this May 2005 article from Editor & Publisher, some details of the Complete
Calvin and Hobbes book set are discussed as well as the contest to send in questions
for Watterson to answer in the fall of 2005.
Watterson Loans 3,000 Original Calvin & Hobbes to Ohio State
University: In June 2005, Universal Press issued this press release. I guess it
speaks for itself!
'Calvin and Hobbes' Creator Finally 'Speaks' -- in Book
Intro: This piece from Editor & Publisher delves into Bill Watterson's lengthy
intro to the 'Complete Calvin and Hobbes' book set in late 2005.
The Tiger Strikes Again: This nostalgic article from
the October 4, 2005 edition of the Washington Post is partly about the 'Complete

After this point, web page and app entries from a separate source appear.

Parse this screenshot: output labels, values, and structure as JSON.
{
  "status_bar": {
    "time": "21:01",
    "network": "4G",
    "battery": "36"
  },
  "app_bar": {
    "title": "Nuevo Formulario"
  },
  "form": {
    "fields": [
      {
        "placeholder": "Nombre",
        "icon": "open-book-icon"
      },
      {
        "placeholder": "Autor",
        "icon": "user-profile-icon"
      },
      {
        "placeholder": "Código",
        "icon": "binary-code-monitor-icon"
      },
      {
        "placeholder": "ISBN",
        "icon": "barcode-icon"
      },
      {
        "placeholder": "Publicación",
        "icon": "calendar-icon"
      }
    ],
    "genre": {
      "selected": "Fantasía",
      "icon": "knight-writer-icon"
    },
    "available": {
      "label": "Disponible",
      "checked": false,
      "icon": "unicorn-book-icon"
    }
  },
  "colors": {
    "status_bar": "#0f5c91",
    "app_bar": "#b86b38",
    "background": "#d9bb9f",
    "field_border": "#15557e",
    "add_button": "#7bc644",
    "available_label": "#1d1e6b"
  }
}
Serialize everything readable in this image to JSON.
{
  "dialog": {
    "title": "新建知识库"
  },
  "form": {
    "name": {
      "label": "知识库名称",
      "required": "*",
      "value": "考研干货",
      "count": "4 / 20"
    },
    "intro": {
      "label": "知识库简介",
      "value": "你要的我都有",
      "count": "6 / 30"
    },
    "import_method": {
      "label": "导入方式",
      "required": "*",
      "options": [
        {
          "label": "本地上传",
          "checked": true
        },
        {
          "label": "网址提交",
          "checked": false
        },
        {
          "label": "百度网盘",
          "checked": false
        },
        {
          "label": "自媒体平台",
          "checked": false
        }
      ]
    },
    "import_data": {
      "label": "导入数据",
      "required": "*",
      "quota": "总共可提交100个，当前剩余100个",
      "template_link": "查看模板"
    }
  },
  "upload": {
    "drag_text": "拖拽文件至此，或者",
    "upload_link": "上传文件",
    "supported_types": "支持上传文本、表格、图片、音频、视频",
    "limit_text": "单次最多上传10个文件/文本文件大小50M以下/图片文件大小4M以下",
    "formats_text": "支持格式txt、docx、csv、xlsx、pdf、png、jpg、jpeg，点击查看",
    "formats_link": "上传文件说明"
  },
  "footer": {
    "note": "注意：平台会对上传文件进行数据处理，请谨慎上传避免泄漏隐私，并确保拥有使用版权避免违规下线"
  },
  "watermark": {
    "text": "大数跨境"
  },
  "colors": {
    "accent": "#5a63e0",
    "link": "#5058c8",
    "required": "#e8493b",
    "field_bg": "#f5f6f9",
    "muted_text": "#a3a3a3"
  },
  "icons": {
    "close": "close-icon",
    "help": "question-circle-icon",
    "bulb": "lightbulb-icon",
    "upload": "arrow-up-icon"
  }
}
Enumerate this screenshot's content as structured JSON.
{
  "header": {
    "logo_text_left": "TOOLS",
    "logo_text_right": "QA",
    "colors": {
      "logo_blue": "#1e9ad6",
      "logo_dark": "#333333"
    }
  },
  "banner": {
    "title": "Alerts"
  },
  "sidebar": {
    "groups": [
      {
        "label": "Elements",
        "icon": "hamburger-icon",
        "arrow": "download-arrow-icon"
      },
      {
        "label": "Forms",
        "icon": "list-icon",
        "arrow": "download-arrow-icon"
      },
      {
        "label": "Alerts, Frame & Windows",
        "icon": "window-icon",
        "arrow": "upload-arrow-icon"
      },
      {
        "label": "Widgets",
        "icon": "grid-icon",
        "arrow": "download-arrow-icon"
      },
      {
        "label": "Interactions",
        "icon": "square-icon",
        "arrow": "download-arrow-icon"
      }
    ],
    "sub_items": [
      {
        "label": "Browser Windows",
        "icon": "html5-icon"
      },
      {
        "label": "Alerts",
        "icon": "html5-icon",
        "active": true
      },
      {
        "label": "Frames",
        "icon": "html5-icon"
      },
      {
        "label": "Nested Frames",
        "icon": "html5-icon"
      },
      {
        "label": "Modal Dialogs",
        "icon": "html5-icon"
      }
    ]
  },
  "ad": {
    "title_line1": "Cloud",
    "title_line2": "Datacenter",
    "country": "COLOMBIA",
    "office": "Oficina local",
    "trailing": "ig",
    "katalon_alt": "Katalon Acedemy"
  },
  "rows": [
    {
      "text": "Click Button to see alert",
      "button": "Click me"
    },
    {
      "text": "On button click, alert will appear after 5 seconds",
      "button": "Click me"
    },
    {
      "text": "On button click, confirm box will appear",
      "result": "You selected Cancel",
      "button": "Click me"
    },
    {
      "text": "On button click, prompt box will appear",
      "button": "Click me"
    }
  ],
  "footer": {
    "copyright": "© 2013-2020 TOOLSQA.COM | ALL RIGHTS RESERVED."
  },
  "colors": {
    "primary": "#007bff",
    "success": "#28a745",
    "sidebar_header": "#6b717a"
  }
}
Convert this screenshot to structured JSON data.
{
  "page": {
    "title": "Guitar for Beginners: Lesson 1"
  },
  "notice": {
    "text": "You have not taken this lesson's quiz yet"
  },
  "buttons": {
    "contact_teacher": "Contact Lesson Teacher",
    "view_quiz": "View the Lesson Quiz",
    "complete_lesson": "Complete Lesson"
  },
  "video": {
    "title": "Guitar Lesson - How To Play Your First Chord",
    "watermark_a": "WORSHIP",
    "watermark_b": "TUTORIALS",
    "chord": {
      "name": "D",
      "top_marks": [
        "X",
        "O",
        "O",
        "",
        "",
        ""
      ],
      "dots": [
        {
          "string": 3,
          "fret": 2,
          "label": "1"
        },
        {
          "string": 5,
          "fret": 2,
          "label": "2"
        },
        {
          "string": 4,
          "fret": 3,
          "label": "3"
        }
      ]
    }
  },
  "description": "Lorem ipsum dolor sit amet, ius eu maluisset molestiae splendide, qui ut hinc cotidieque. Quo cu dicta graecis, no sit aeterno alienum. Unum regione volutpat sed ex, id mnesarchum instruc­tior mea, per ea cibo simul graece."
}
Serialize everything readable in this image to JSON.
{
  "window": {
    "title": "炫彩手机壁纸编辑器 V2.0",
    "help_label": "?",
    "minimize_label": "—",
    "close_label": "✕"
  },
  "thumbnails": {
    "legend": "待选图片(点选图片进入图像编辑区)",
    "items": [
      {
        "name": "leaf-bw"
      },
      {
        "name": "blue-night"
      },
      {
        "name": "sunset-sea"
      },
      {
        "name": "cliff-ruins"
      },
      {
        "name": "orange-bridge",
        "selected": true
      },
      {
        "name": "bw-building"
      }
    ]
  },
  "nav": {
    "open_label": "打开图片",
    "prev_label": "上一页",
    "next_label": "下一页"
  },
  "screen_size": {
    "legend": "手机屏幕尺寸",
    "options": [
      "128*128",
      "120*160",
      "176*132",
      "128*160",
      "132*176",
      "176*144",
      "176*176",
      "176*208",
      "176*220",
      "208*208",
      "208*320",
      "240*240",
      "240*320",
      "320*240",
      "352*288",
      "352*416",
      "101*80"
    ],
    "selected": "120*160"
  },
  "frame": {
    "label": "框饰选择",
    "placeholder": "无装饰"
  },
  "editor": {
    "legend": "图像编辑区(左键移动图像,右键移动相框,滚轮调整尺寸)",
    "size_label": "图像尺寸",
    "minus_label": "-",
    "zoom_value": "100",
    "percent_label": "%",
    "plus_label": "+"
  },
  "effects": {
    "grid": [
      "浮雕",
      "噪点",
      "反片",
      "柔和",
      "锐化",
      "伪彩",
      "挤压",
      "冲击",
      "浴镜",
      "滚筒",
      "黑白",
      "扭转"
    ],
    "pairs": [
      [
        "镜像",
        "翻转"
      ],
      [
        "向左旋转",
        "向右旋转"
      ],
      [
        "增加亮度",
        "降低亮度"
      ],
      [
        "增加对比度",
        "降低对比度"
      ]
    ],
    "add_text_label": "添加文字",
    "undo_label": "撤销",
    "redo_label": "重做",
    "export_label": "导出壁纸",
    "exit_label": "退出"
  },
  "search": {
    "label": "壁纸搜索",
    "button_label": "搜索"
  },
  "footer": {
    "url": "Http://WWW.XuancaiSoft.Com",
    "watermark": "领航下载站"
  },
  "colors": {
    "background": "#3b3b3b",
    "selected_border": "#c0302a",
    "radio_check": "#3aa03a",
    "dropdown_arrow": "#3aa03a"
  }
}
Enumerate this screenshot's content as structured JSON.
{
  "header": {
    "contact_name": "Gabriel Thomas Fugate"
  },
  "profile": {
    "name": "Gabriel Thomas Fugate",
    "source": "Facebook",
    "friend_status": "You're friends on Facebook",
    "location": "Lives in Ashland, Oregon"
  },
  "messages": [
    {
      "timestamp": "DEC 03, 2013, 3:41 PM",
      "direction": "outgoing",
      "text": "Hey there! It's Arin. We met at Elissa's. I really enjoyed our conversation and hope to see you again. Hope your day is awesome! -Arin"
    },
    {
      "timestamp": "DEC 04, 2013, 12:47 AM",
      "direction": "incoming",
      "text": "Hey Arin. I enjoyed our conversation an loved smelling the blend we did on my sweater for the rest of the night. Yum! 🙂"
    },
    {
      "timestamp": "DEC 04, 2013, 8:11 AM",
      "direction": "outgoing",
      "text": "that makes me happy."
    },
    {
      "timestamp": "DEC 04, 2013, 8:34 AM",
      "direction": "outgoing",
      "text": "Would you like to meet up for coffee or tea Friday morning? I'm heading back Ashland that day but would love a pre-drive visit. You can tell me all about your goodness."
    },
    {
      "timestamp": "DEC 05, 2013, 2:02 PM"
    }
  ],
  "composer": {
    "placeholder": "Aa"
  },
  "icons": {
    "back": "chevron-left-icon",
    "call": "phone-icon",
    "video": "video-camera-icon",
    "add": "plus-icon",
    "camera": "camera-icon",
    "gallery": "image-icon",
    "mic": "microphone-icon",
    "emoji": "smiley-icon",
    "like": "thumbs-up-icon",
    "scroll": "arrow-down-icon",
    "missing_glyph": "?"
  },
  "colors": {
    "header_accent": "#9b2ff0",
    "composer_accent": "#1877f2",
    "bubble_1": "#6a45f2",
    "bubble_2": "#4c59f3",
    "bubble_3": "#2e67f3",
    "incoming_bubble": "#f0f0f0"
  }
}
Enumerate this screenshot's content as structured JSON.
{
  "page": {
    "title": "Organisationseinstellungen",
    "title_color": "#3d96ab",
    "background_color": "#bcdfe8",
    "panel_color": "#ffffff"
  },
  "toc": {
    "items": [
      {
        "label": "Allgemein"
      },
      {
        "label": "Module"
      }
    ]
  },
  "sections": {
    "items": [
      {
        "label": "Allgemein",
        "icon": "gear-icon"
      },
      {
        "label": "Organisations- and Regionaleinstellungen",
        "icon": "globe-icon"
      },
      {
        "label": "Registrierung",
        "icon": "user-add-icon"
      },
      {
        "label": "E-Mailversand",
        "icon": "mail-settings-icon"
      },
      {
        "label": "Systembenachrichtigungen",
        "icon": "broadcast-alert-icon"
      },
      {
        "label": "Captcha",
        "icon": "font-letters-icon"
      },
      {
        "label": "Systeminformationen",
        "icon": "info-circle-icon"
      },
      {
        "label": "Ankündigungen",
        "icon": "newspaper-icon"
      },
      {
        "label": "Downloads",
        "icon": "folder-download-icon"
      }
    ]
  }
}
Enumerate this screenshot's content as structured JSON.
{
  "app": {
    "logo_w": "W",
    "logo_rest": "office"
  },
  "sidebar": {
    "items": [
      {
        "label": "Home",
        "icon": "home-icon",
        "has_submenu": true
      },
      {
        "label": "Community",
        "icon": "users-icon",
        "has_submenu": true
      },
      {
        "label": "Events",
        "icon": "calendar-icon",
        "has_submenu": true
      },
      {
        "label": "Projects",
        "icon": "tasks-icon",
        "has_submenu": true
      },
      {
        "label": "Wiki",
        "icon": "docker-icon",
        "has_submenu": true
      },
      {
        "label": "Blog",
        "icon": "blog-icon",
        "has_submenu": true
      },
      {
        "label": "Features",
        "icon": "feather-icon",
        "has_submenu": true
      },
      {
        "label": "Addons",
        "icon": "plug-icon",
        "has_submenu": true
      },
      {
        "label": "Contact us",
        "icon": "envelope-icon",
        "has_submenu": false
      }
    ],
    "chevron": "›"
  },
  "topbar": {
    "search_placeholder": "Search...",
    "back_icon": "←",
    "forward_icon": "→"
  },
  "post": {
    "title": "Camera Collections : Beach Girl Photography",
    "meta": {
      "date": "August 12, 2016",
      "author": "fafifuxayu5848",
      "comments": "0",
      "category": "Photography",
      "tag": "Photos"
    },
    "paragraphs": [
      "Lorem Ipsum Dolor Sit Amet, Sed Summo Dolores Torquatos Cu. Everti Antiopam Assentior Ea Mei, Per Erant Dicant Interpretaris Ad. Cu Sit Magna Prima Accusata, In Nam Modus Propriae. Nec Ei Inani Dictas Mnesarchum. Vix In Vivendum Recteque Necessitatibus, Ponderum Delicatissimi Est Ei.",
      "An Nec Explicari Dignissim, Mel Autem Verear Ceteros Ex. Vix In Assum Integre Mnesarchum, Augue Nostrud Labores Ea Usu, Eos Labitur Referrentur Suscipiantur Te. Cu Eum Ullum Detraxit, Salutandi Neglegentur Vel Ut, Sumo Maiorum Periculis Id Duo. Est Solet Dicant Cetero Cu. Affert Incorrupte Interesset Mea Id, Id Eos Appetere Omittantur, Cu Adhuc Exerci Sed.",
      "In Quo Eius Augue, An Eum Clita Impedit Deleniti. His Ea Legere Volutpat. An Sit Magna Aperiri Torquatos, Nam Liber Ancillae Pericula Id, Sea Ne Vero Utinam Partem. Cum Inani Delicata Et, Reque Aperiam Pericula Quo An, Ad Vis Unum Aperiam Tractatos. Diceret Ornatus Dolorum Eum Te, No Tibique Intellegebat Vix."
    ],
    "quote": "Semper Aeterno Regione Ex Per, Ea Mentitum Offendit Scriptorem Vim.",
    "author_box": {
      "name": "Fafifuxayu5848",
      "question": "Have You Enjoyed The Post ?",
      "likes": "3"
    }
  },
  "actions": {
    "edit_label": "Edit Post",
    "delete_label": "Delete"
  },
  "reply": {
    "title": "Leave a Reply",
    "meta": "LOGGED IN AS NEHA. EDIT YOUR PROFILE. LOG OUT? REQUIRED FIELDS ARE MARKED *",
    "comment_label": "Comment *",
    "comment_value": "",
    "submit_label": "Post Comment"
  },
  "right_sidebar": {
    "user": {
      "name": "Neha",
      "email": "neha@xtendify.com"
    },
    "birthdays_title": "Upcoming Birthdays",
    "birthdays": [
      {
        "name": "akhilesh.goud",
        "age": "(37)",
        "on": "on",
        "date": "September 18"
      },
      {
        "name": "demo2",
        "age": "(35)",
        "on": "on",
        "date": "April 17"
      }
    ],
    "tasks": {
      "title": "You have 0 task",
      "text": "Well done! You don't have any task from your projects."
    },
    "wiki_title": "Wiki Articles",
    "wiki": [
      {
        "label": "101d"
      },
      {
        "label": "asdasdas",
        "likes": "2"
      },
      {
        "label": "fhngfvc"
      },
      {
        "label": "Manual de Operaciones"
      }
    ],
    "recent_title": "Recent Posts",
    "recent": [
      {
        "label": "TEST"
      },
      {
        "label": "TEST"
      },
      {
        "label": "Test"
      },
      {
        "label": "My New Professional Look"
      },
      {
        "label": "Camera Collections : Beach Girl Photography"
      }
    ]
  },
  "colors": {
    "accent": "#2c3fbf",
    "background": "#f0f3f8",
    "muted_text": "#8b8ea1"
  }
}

Calvin and Hobbes' book set, and partly a look back at the strip itself. I found the
Spielberg bit quite interesting.
Calvin and Hobbes Creator Keeps Privacy: Bill's parents speak
about their son in this interesting Associated Press article from October 22, 2005.
Calvin and Hobbes: The last great newspaper comic strip: This
nicely written essay on Watterson's famous strip is from the November 7th, 2005 edition of
the online journal Slate. (images omitted, see the original
article for those)
A Boy His Tiger and Their World: This November 18, 2005
article comes from Toronto's National Post and mentions me and this site. I'd like
to thank Vanessa Farquharson for calling me for the article.
Dartmouth College Winter Carnival: In February 2006, the
annual Winter Carnival was held at Dartmouth College in Hanover, New Hampshire, USA. It was
decided that the theme for their snow sculpture would be Calvin and Hobbes combined with
the winter Olympics. Here are the pertinent articles from the school newspaper The Dartmouth.
radio show: This show, exclusive to the C&H Jumpstation site, features various fans' thoughts about
the comic strip. (Approx. 12 mins., 2005)
radio show: On the eve of the release of the 'Complete Calvin and Hobbes' book set, one
internet audio host journeyed to Watterson's hometown in Ohio to file this report. He ended
up interviewing Bill's mom. (Approx. 16 mins., 2005)
review: This is a short piece about the 'Complete C&H' book set. (Approx. 4 mins., 2005)